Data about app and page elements
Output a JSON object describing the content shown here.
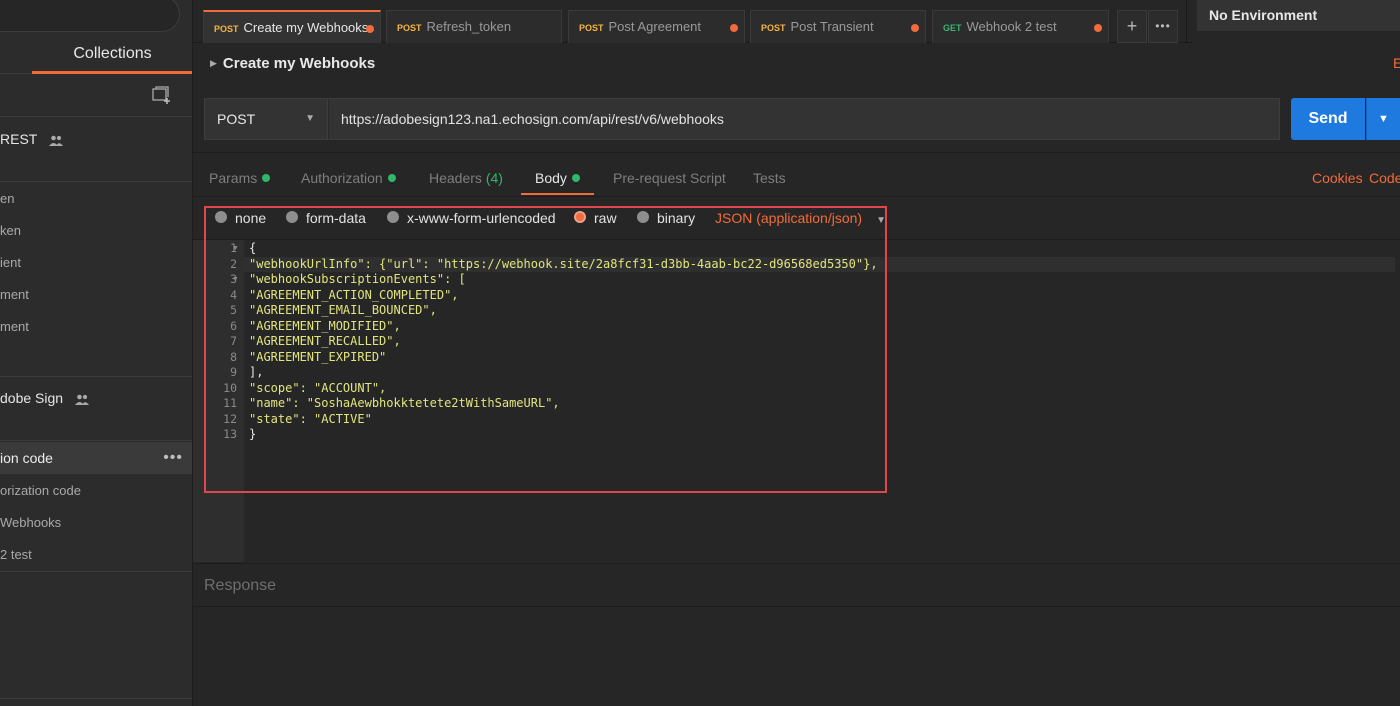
{
  "sidebar": {
    "tab_label": "Collections",
    "collections": [
      {
        "name": "REST"
      },
      {
        "name": "dobe Sign"
      }
    ],
    "items_group1": [
      "en",
      "ken",
      "ient",
      "ment",
      "ment"
    ],
    "items_group2": [
      {
        "label": "ion code",
        "active": true
      },
      {
        "label": "orization code",
        "active": false
      },
      {
        "label": "Webhooks",
        "active": false
      },
      {
        "label": "2 test",
        "active": false
      }
    ],
    "more_label": "•••"
  },
  "tabs": [
    {
      "method": "POST",
      "name": "Create my Webhooks",
      "active": true
    },
    {
      "method": "POST",
      "name": "Refresh_token",
      "active": false
    },
    {
      "method": "POST",
      "name": "Post Agreement",
      "active": false
    },
    {
      "method": "POST",
      "name": "Post Transient",
      "active": false
    },
    {
      "method": "GET",
      "name": "Webhook 2 test",
      "active": false
    }
  ],
  "tab_controls": {
    "add": "+",
    "more": "•••"
  },
  "environment": "No Environment",
  "request": {
    "name": "Create my Webhooks",
    "method": "POST",
    "url": "https://adobesign123.na1.echosign.com/api/rest/v6/webhooks",
    "send_label": "Send",
    "edge_label": "E"
  },
  "request_tabs": {
    "params": "Params",
    "authorization": "Authorization",
    "headers": "Headers",
    "headers_count": "(4)",
    "body": "Body",
    "prerequest": "Pre-request Script",
    "tests": "Tests"
  },
  "right_links": {
    "cookies": "Cookies",
    "code": "Code"
  },
  "body_types": {
    "none": "none",
    "form_data": "form-data",
    "urlencoded": "x-www-form-urlencoded",
    "raw": "raw",
    "binary": "binary",
    "selected": "raw",
    "content_type": "JSON (application/json)"
  },
  "code_lines": [
    "{",
    "\"webhookUrlInfo\": {\"url\": \"https://webhook.site/2a8fcf31-d3bb-4aab-bc22-d96568ed5350\"},",
    "\"webhookSubscriptionEvents\": [",
    "\"AGREEMENT_ACTION_COMPLETED\",",
    "\"AGREEMENT_EMAIL_BOUNCED\",",
    "\"AGREEMENT_MODIFIED\",",
    "\"AGREEMENT_RECALLED\",",
    "\"AGREEMENT_EXPIRED\"",
    "],",
    "\"scope\": \"ACCOUNT\",",
    "\"name\": \"SoshaAewbhokktetete2tWithSameURL\",",
    "\"state\": \"ACTIVE\"",
    "}"
  ],
  "line_numbers": [
    "1",
    "2",
    "3",
    "4",
    "5",
    "6",
    "7",
    "8",
    "9",
    "10",
    "11",
    "12",
    "13"
  ],
  "response_label": "Response",
  "colors": {
    "accent": "#f26b3a",
    "send_button": "#1f7ae0",
    "status_dot": "#2fb76b",
    "highlight_box": "#e0474c",
    "json_token": "#e2e47e"
  }
}
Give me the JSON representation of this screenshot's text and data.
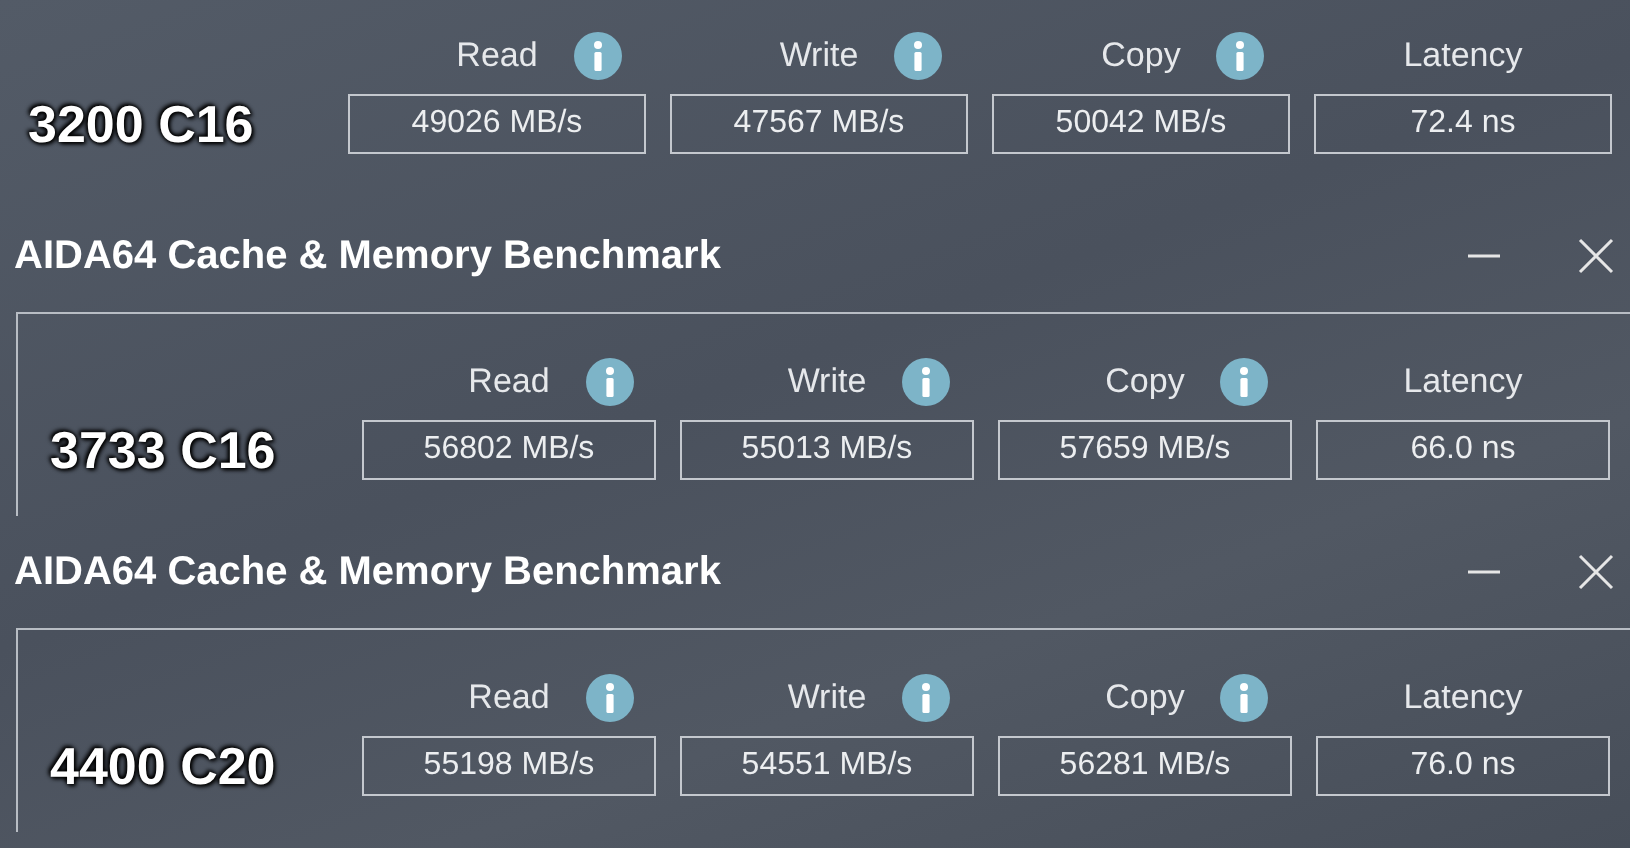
{
  "benchmarks": [
    {
      "label": "3200 C16",
      "columns": [
        {
          "header": "Read",
          "value": "49026 MB/s",
          "info": true
        },
        {
          "header": "Write",
          "value": "47567 MB/s",
          "info": true
        },
        {
          "header": "Copy",
          "value": "50042 MB/s",
          "info": true
        },
        {
          "header": "Latency",
          "value": "72.4 ns",
          "info": false
        }
      ]
    },
    {
      "window_title": "AIDA64 Cache & Memory Benchmark",
      "label": "3733 C16",
      "columns": [
        {
          "header": "Read",
          "value": "56802 MB/s",
          "info": true
        },
        {
          "header": "Write",
          "value": "55013 MB/s",
          "info": true
        },
        {
          "header": "Copy",
          "value": "57659 MB/s",
          "info": true
        },
        {
          "header": "Latency",
          "value": "66.0 ns",
          "info": false
        }
      ]
    },
    {
      "window_title": "AIDA64 Cache & Memory Benchmark",
      "label": "4400 C20",
      "columns": [
        {
          "header": "Read",
          "value": "55198 MB/s",
          "info": true
        },
        {
          "header": "Write",
          "value": "54551 MB/s",
          "info": true
        },
        {
          "header": "Copy",
          "value": "56281 MB/s",
          "info": true
        },
        {
          "header": "Latency",
          "value": "76.0 ns",
          "info": false
        }
      ]
    }
  ]
}
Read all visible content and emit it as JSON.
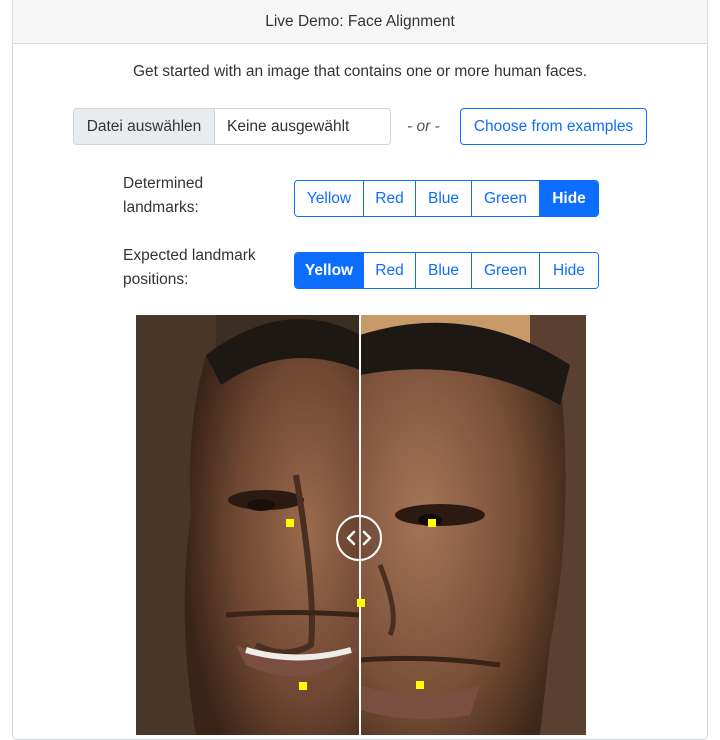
{
  "header": {
    "title": "Live Demo: Face Alignment"
  },
  "intro": {
    "text": "Get started with an image that contains one or more human faces."
  },
  "file_input": {
    "button_label": "Datei auswählen",
    "value": "Keine ausgewählt"
  },
  "or_text": "- or -",
  "examples_button": {
    "label": "Choose from examples"
  },
  "determined_landmarks": {
    "label": "Determined landmarks:",
    "options": [
      "Yellow",
      "Red",
      "Blue",
      "Green",
      "Hide"
    ],
    "selected": "Hide"
  },
  "expected_landmarks": {
    "label": "Expected landmark positions:",
    "options": [
      "Yellow",
      "Red",
      "Blue",
      "Green",
      "Hide"
    ],
    "selected": "Yellow"
  },
  "colors": {
    "primary": "#0d6efd",
    "landmark": "#ffff00",
    "header_bg": "#f7f7f7",
    "file_btn_bg": "#e9ecef"
  },
  "comparison": {
    "left_image": "face-photo-aligned",
    "right_image": "face-photo-original",
    "handle_icon": "chevron-left-right-icon"
  }
}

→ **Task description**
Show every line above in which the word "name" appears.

→ **Task response**
        "name": "REST"
        "name": "dobe Sign"
      "name": "Create my Webhooks",
      "name": "Refresh_token",
      "name": "Post Agreement",
      "name": "Post Transient",
      "name": "Webhook 2 test",
    "name": "Create my Webhooks",
    "\"name\": \"SoshaAewbhokktetete2tWithSameURL\",",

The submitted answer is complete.